AfD was formed in 2013 and was initially profiling itself as a party for Eurosceptics, but the party has since split into two factions, with one more vocal on right-wing politics.
Ms Petry, a mother-of-four, has been a Speaker for the party since its birth, but was elected ‘principal Speaker’ – de facto party leader – in June last year.
Her opponent, Bernd Lucke, said Ms Petry and the election of her as leader, was turning AfD into ‘a Pegida party’.
A member of AfD’s right-wing faction, Ms Petry has pushed an anti-immigrant agenda, and has been vocal in her critique of Merkel’s migration policies.
On Saturday, Ms Petry told the Mannheimer Morgen daily that a border police officer ‘must stop illegal border crossings, and also make use of his firearm if necessary.’
She added that: ‘no policeman wants to fire on a refugee and I don’t want that either. But the last resort includes the use of armed force.’
Germany saw nearly 1.1 million asylum-seekers enter the country last year and the AfD has been gaining in support as more people question whether the government will be able to deal with the influx.
As Chancellor Angela Merkel has been criticised for her refusal to reverse her ‘open doors’ migration policy, Ms Petry’s AfD has grown.
A poll last week found that more than 11 per cent of the German population would vote AfD, as support for Merkel’s coalition government dropped down to 37 per cent.
Her interview was widely condemned both by politicians and the force itself, with the national police union slamming her suggestion, saying no German police officer would shoot at a refugee.
‘Whoever proposes such a radical approach apparently wants to overturn the rule of law and exploit the police,’ Joerg Radek, vice-chairman of the GdP police union, said in a statement.
Angela Merkel’s second in command,Vice Chancellor Sigmar Gabriel, called for AfD to be put under observation by the government agency that tracks extremists.
Vice Chancellor Gabriel told Bild newspaper that ‘there is massive doubt that (the Alternative for Germany party) stand by the free democratic order of the republic.’
Chancellor Angela Merkel, meanwhile, received support from an unlikely source for her handling of Germany’s refugee crisis.
Baden-Wuerttemberg governor Winfried Kretschmann, a member of the Greens party that is in opposition at the federal level, told Berlin’s Tagesspiegel newspaper the chancellor’s insistence on ‘working step by step’ on a European solution to the refugee crisis was the correct path.
‘Which of her counterparts in the EU will hold Europe together if she fails?’ he asked. ‘Far and wide there’s nobody in sight.
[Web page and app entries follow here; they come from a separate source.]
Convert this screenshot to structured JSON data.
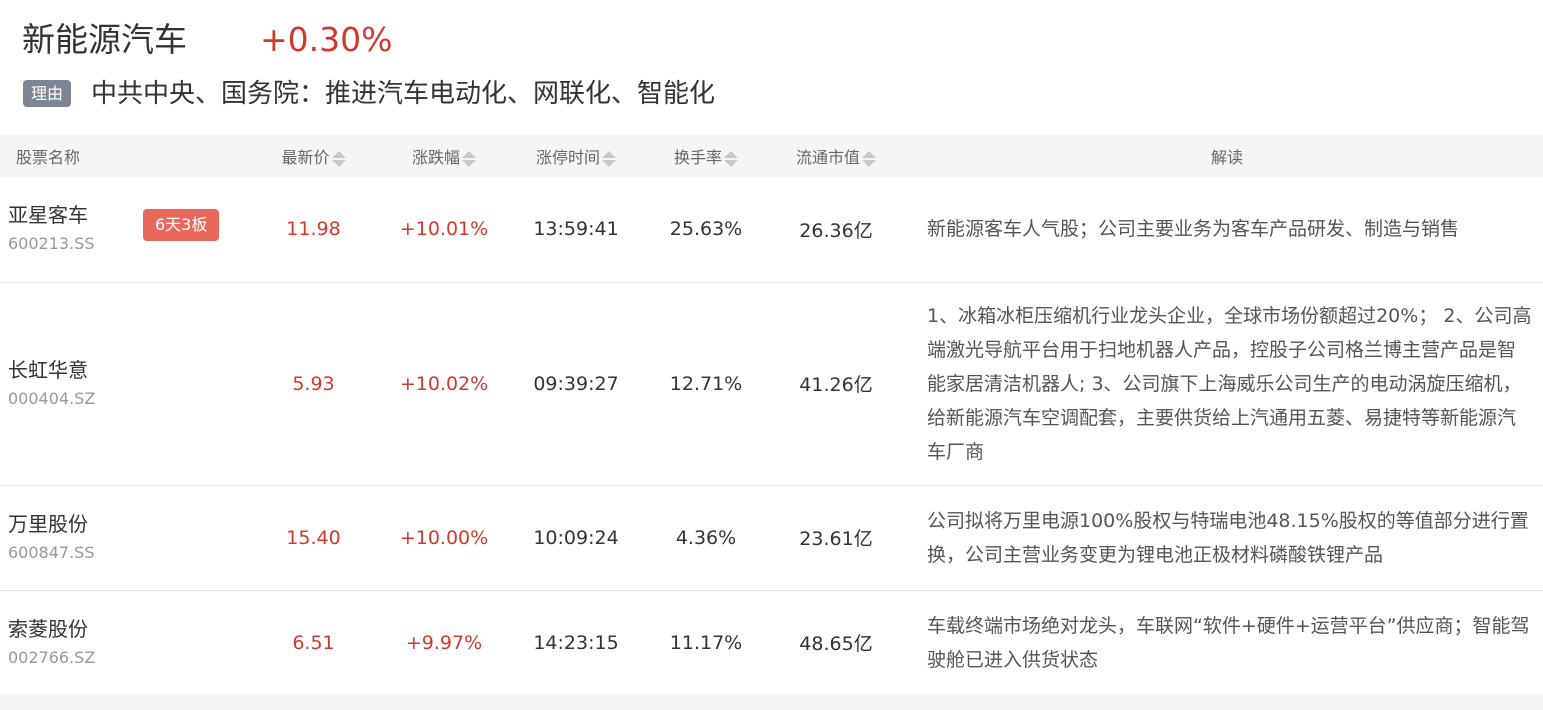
{
  "header": {
    "sector_name": "新能源汽车",
    "sector_change": "+0.30%",
    "reason_label": "理由",
    "reason_text": "中共中央、国务院：推进汽车电动化、网联化、智能化"
  },
  "table": {
    "columns": {
      "name": "股票名称",
      "price": "最新价",
      "change": "涨跌幅",
      "limit_time": "涨停时间",
      "turnover": "换手率",
      "market_cap": "流通市值",
      "analysis": "解读"
    },
    "rows": [
      {
        "name": "亚星客车",
        "code": "600213.SS",
        "badge": "6天3板",
        "price": "11.98",
        "change": "+10.01%",
        "limit_time": "13:59:41",
        "turnover": "25.63%",
        "market_cap": "26.36亿",
        "analysis": "新能源客车人气股；公司主要业务为客车产品研发、制造与销售"
      },
      {
        "name": "长虹华意",
        "code": "000404.SZ",
        "badge": "",
        "price": "5.93",
        "change": "+10.02%",
        "limit_time": "09:39:27",
        "turnover": "12.71%",
        "market_cap": "41.26亿",
        "analysis": "1、冰箱冰柜压缩机行业龙头企业，全球市场份额超过20%； 2、公司高端激光导航平台用于扫地机器人产品，控股子公司格兰博主营产品是智能家居清洁机器人; 3、公司旗下上海威乐公司生产的电动涡旋压缩机，给新能源汽车空调配套，主要供货给上汽通用五菱、易捷特等新能源汽车厂商"
      },
      {
        "name": "万里股份",
        "code": "600847.SS",
        "badge": "",
        "price": "15.40",
        "change": "+10.00%",
        "limit_time": "10:09:24",
        "turnover": "4.36%",
        "market_cap": "23.61亿",
        "analysis": "公司拟将万里电源100%股权与特瑞电池48.15%股权的等值部分进行置换，公司主营业务变更为锂电池正极材料磷酸铁锂产品"
      },
      {
        "name": "索菱股份",
        "code": "002766.SZ",
        "badge": "",
        "price": "6.51",
        "change": "+9.97%",
        "limit_time": "14:23:15",
        "turnover": "11.17%",
        "market_cap": "48.65亿",
        "analysis": "车载终端市场绝对龙头，车联网“软件+硬件+运营平台”供应商；智能驾驶舱已进入供货状态"
      }
    ]
  },
  "colors": {
    "up_red": "#d0392e",
    "badge_red": "#e8685c",
    "reason_badge_gray": "#7d8595",
    "header_bg": "#f5f5f5"
  },
  "icons": {
    "sort": "sort-updown-icon"
  }
}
Therefore I pray every day that the chancellor remains healthy.’
Meanwhile, neighbouring Austria has announced that it will step up deportations of migrants and is adding Morocco, Algeria and other states to a list of countries it deems safe, enabling it to send people back there more quickly/
Despite an initial outpouring of sympathy for the migrants, public concern about the influx have fuelled a rise in support for the far right in Austria, and opposition to the coalition government of Social Democrats and conservatives has grown.
In an apparent move to address those concerns, the government announced this month that it would cap the number of asylum claims at 127,500, or 1.5 percent of the country’s population, over the next four years.
Now the government has decided to carry out at least 50,000 deportations in the same period, according to a summary of an agreement between the interior, defence and integration ministries published on Sunday.
It will also offer up to 500 euros (£380) to migrants whose asylum applications have been turned down if they agree to be deported, the summary said.
Europe has endured a huge influx of migrants, most of whom undertake a dangerous journey in search of a better life. On Saturday, at least 37 people drowned, including children and babies, when their boat capsized during the short trip from Turkey to Greece.